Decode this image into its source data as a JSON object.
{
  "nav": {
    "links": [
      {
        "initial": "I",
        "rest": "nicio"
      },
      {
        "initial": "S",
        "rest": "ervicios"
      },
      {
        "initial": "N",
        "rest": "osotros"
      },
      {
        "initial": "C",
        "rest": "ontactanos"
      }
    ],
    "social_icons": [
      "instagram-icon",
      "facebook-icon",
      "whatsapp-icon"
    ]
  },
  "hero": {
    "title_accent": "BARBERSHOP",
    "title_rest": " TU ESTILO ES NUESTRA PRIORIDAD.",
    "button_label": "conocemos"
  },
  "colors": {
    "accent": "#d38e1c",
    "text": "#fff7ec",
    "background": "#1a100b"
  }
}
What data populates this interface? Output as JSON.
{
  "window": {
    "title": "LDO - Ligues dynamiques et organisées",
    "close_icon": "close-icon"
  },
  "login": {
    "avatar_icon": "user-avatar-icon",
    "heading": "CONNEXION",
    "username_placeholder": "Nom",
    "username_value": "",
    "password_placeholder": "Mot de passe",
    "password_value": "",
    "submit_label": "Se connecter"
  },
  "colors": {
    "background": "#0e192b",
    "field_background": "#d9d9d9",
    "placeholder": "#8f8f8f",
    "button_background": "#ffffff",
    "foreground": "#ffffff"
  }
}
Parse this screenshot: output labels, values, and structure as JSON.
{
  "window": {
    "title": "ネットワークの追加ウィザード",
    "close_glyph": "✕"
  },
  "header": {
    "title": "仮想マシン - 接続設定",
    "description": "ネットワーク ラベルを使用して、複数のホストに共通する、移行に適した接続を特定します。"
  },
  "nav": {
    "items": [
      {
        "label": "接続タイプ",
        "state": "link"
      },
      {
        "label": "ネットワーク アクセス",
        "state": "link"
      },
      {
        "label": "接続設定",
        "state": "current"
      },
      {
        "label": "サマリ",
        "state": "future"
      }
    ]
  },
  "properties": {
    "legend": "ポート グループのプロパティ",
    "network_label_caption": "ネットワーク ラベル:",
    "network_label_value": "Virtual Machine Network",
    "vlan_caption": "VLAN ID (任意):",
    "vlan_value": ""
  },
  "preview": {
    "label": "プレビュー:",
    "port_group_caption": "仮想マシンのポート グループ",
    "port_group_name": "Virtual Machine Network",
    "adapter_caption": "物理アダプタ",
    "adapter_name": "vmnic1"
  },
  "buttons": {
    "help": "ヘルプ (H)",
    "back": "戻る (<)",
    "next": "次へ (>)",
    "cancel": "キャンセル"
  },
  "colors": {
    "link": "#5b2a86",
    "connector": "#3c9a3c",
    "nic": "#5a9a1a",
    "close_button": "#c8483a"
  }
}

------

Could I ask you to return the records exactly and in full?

=== OUTPUT ===
Decode this image into its source data as a JSON object.
{
  "nav": {
    "links": [
      {
        "initial": "I",
        "rest": "nicio"
      },
      {
        "initial": "S",
        "rest": "ervicios"
      },
      {
        "initial": "N",
        "rest": "osotros"
      },
      {
        "initial": "C",
        "rest": "ontactanos"
      }
    ],
    "social_icons": [
      "instagram-icon",
      "facebook-icon",
      "whatsapp-icon"
    ]
  },
  "hero": {
    "title_accent": "BARBERSHOP",
    "title_rest": " TU ESTILO ES NUESTRA PRIORIDAD.",
    "button_label": "conocemos"
  },
  "colors": {
    "accent": "#d38e1c",
    "text": "#fff7ec",
    "background": "#1a100b"
  }
}
What data populates this interface? Output as JSON.
{
  "window": {
    "title": "LDO - Ligues dynamiques et organisées",
    "close_icon": "close-icon"
  },
  "login": {
    "avatar_icon": "user-avatar-icon",
    "heading": "CONNEXION",
    "username_placeholder": "Nom",
    "username_value": "",
    "password_placeholder": "Mot de passe",
    "password_value": "",
    "submit_label": "Se connecter"
  },
  "colors": {
    "background": "#0e192b",
    "field_background": "#d9d9d9",
    "placeholder": "#8f8f8f",
    "button_background": "#ffffff",
    "foreground": "#ffffff"
  }
}
Parse this screenshot: output labels, values, and structure as JSON.
{
  "window": {
    "title": "ネットワークの追加ウィザード",
    "close_glyph": "✕"
  },
  "header": {
    "title": "仮想マシン - 接続設定",
    "description": "ネットワーク ラベルを使用して、複数のホストに共通する、移行に適した接続を特定します。"
  },
  "nav": {
    "items": [
      {
        "label": "接続タイプ",
        "state": "link"
      },
      {
        "label": "ネットワーク アクセス",
        "state": "link"
      },
      {
        "label": "接続設定",
        "state": "current"
      },
      {
        "label": "サマリ",
        "state": "future"
      }
    ]
  },
  "properties": {
    "legend": "ポート グループのプロパティ",
    "network_label_caption": "ネットワーク ラベル:",
    "network_label_value": "Virtual Machine Network",
    "vlan_caption": "VLAN ID (任意):",
    "vlan_value": ""
  },
  "preview": {
    "label": "プレビュー:",
    "port_group_caption": "仮想マシンのポート グループ",
    "port_group_name": "Virtual Machine Network",
    "adapter_caption": "物理アダプタ",
    "adapter_name": "vmnic1"
  },
  "buttons": {
    "help": "ヘルプ (H)",
    "back": "戻る (<)",
    "next": "次へ (>)",
    "cancel": "キャンセル"
  },
  "colors": {
    "link": "#5b2a86",
    "connector": "#3c9a3c",
    "nic": "#5a9a1a",
    "close_button": "#c8483a"
  }
}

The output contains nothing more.